## Exercise description:
Every line below containing the word "meta" should be found and copied.

## Data for this exercise:

━━━━━━━━━━

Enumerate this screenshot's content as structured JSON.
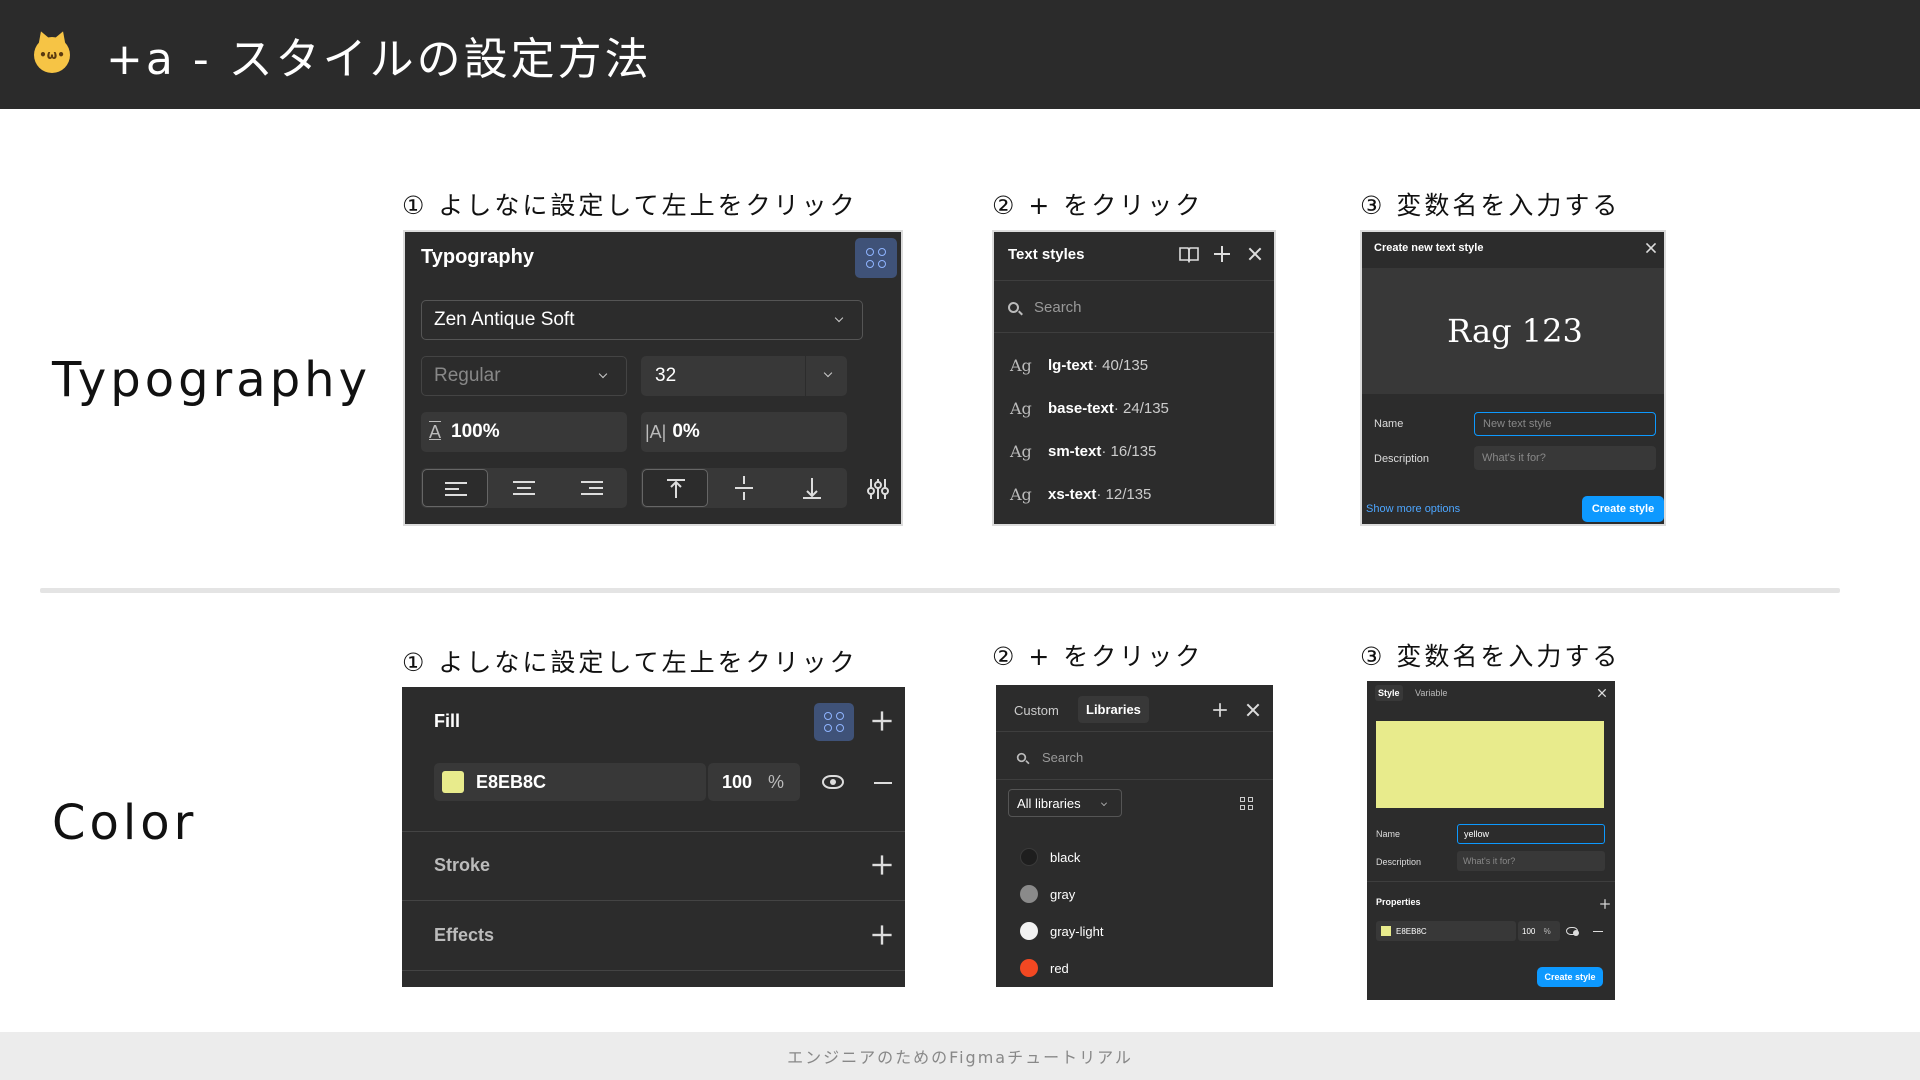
{
  "header": {
    "icon": "cat-face-icon",
    "title": "+a - スタイルの設定方法"
  },
  "rows": {
    "typography_label": "Typography",
    "color_label": "Color"
  },
  "steps": {
    "step1": "① よしなに設定して左上をクリック",
    "step2": "② + をクリック",
    "step3": "③ 変数名を入力する"
  },
  "typography_panel": {
    "title": "Typography",
    "font": "Zen Antique Soft",
    "weight": "Regular",
    "size": "32",
    "line_height": "100%",
    "letter_spacing": "0%",
    "line_height_icon": "A",
    "letter_spacing_icon": "|A|"
  },
  "text_styles_panel": {
    "title": "Text styles",
    "search_placeholder": "Search",
    "ag": "Ag",
    "items": [
      {
        "name": "lg-text",
        "meta": " · 40/135"
      },
      {
        "name": "base-text",
        "meta": " · 24/135"
      },
      {
        "name": "sm-text",
        "meta": " · 16/135"
      },
      {
        "name": "xs-text",
        "meta": " · 12/135"
      }
    ]
  },
  "create_text_style": {
    "title": "Create new text style",
    "preview": "Rag 123",
    "name_label": "Name",
    "name_placeholder": "New text style",
    "description_label": "Description",
    "description_placeholder": "What's it for?",
    "more_options": "Show more options",
    "create_button": "Create style"
  },
  "fill_panel": {
    "fill_title": "Fill",
    "hex": "E8EB8C",
    "opacity": "100",
    "percent": "%",
    "stroke_title": "Stroke",
    "effects_title": "Effects",
    "swatch_color": "#E8EB8C"
  },
  "libraries_panel": {
    "tab_custom": "Custom",
    "tab_libraries": "Libraries",
    "search_placeholder": "Search",
    "filter": "All libraries",
    "colors": [
      {
        "name": "black",
        "color": "#1e1e1e"
      },
      {
        "name": "gray",
        "color": "#8a8a8a"
      },
      {
        "name": "gray-light",
        "color": "#f2f2f2"
      },
      {
        "name": "red",
        "color": "#f24822"
      }
    ]
  },
  "create_color_style": {
    "tab_style": "Style",
    "tab_variable": "Variable",
    "preview_color": "#E8EB8C",
    "name_label": "Name",
    "name_value": "yellow",
    "description_label": "Description",
    "description_placeholder": "What's it for?",
    "properties_label": "Properties",
    "hex": "E8EB8C",
    "opacity": "100",
    "percent": "%",
    "create_button": "Create style"
  },
  "footer": {
    "text": "エンジニアのためのFigmaチュートリアル"
  }
}
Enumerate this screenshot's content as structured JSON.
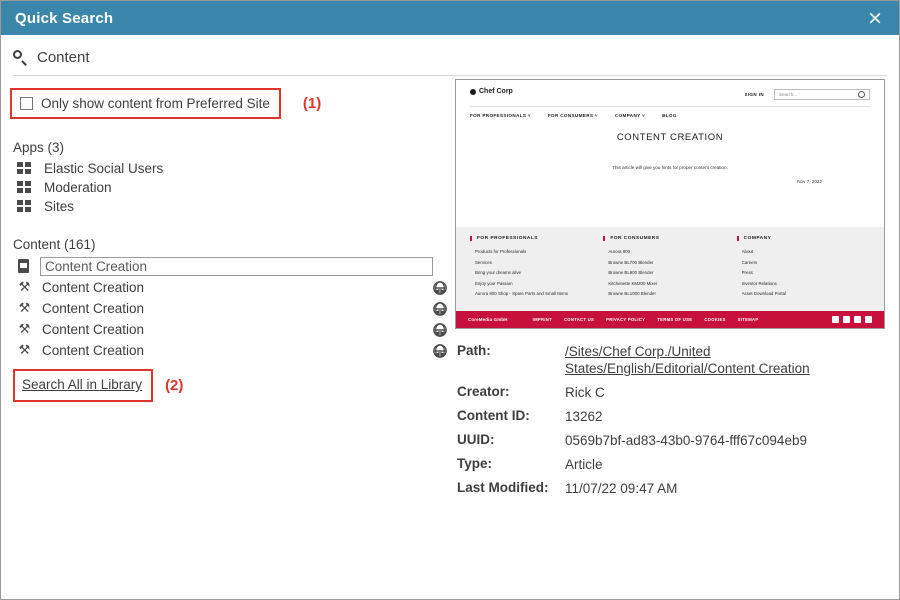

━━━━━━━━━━

## Exercise output:
        "meta": " · 40/135"
        "meta": " · 24/135"
        "meta": " · 16/135"
        "meta": " · 12/135"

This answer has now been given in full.